“Don’t gamble. Don’t associate with gamblers. Avoid it like the plague. Don’t walk away from that, run.”
For someone who is a master at answering questions without really answering the question, such an emphatic response certainly caught people’s attention.
College athletes and money have a complicated relationship thanks to NCAA rules. The advice from Harbaugh might have been shocking to hear, but it shouldn’t be entirely disregarded.
Does sports betting have a place in college sports?
Big Ten commissioner Jim Delany would like to see sports betting be confined to professional sports and exclude college sports and lower through federal legislation.
If college sports are included, Delany said:
“There [must] be some standardization of a framework so that college sports, high school sports, Olympic sports, those categories of sports receive some additional protection.”
As mentioned, player availability reports are one piece of the standardization puzzle.
“I’m a huge advocate,” Delany said. “I’d love to be able to see who is going to be able to play and not play. I think that creates different game-planning. It gives you a better advantage. But you’re also giving somebody an advantage, so it’s an equal playing field. I think teams have the right to know that.”
Delany said player availability has the most impact on legal sports betting outside of home-field advantage.
Not all the coaches supported Delany’s position, however. Nebraska head coach, Scott Frost said he would only provide player availability reports if forced to do so.
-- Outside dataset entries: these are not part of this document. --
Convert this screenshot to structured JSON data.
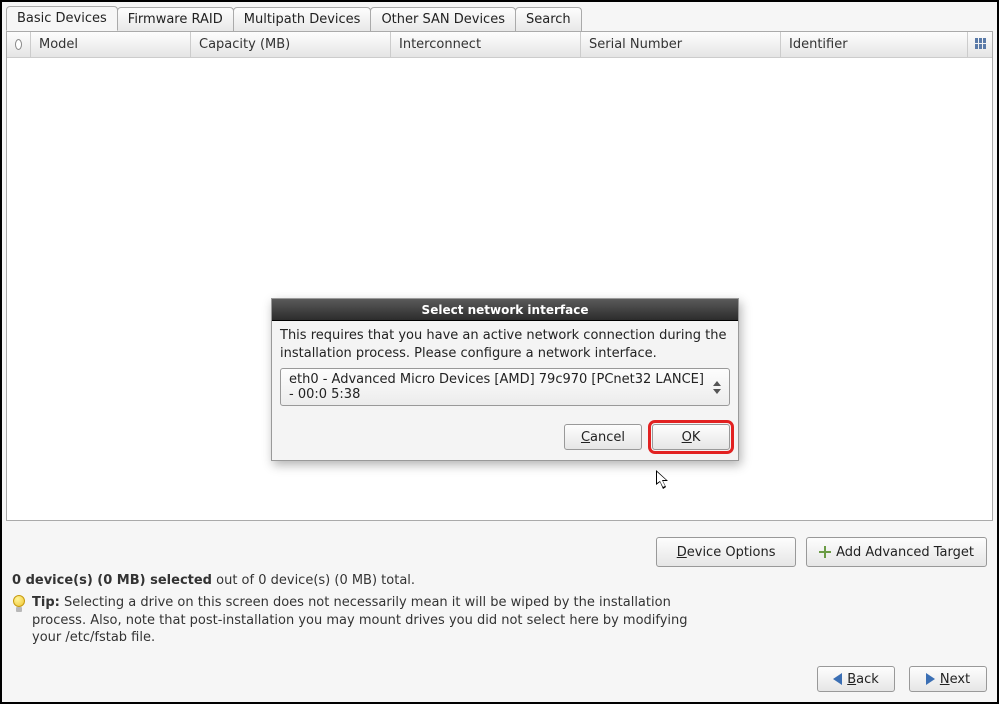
{
  "tabs": {
    "basic": "Basic Devices",
    "firmware": "Firmware RAID",
    "multipath": "Multipath Devices",
    "other_san": "Other SAN Devices",
    "search": "Search"
  },
  "columns": {
    "model": "Model",
    "capacity": "Capacity (MB)",
    "interconnect": "Interconnect",
    "serial": "Serial Number",
    "identifier": "Identifier"
  },
  "dialog": {
    "title": "Select network interface",
    "body": "This requires that you have an active network connection during the installation process.  Please configure a network interface.",
    "combo": "eth0 - Advanced Micro Devices [AMD] 79c970 [PCnet32 LANCE] - 00:0 5:38",
    "cancel": "Cancel",
    "ok": "OK"
  },
  "buttons": {
    "device_options": "Device Options",
    "device_options_hot": "D",
    "add_advanced_target": "Add Advanced Target",
    "back": "Back",
    "back_hot": "B",
    "next": "Next",
    "next_hot": "N"
  },
  "summary": {
    "bold": "0 device(s) (0 MB) selected",
    "rest": " out of 0 device(s) (0 MB) total."
  },
  "tip": {
    "label": "Tip:",
    "text": " Selecting a drive on this screen does not necessarily mean it will be wiped by the installation process.  Also, note that post-installation you may mount drives you did not select here by modifying your /etc/fstab file."
  }
}
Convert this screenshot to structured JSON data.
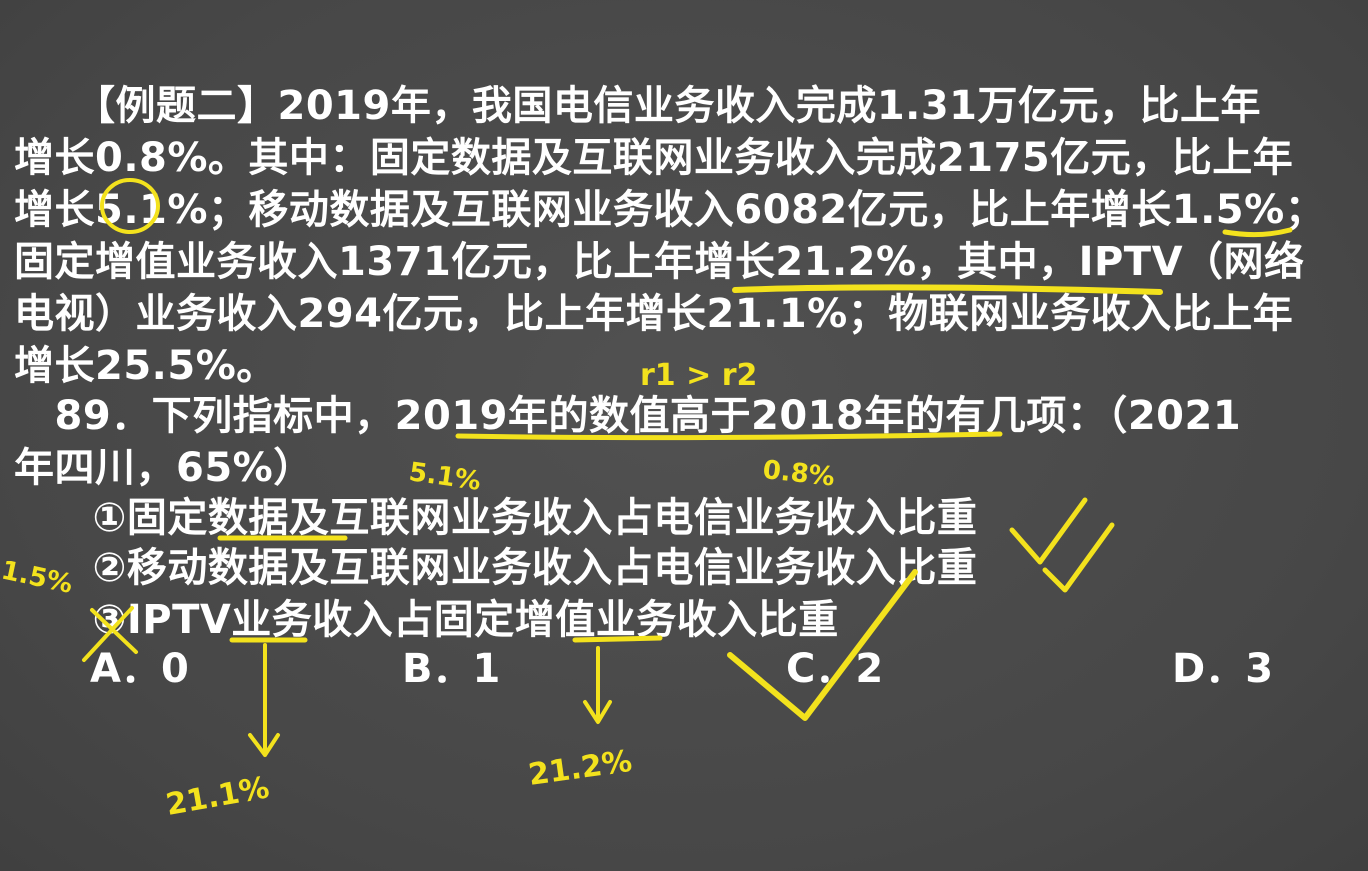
{
  "passage": {
    "lines": [
      "　　【例题二】2019年，我国电信业务收入完成1.31万亿元，比上年",
      "增长0.8%。其中：固定数据及互联网业务收入完成2175亿元，比上年",
      "增长5.1%；移动数据及互联网业务收入6082亿元，比上年增长1.5%；",
      "固定增值业务收入1371亿元，比上年增长21.2%，其中，IPTV（网络",
      "电视）业务收入294亿元，比上年增长21.1%；物联网业务收入比上年",
      "增长25.5%。"
    ]
  },
  "question": {
    "line1": "　89．下列指标中，2019年的数值高于2018年的有几项：（2021",
    "line2": "年四川，65%）",
    "items": [
      "　①固定数据及互联网业务收入占电信业务收入比重",
      "　②移动数据及互联网业务收入占电信业务收入比重",
      "　③IPTV业务收入占固定增值业务收入比重"
    ],
    "options": [
      "A．0",
      "B．1",
      "C．2",
      "D．3"
    ]
  },
  "annotations": {
    "note_top": "r1 > r2",
    "note_item1_left": "5.1%",
    "note_item1_right": "0.8%",
    "note_item2_left": "1.5%",
    "note_bottom_left": "21.1%",
    "note_bottom_right": "21.2%",
    "ink_color": "#f3e21d"
  },
  "colors": {
    "background": "#4a4a4a",
    "text": "#ffffff"
  }
}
Player education is on the agenda
One of the newer members of the Big Ten conference, Rutgers, is located in New Jersey. It was New Jersey’s case against the NCAA and the major sports league that ultimately opened the door for legalized sports betting across the US.
Chris Ash, Rutgers’ head coach, is a proponent of education around sports betting. It is important to have conversations around the game fixing and point shaving to get ahead of any potential conflict. Ash said:
“It’s not only the players, but it’s your coaches, your support staff and everybody involved in the program. You have to continue to educate what are the potential pitfalls and issues that could come up surrounding it, and make sure that they make the right decisions.”
Delany is supportive of an education initiative. He also spoke about the trust required now that sports betting is on the horizon. At the end of the day, schools must trust the players to respect and understand “the importance of the integrity of the game.”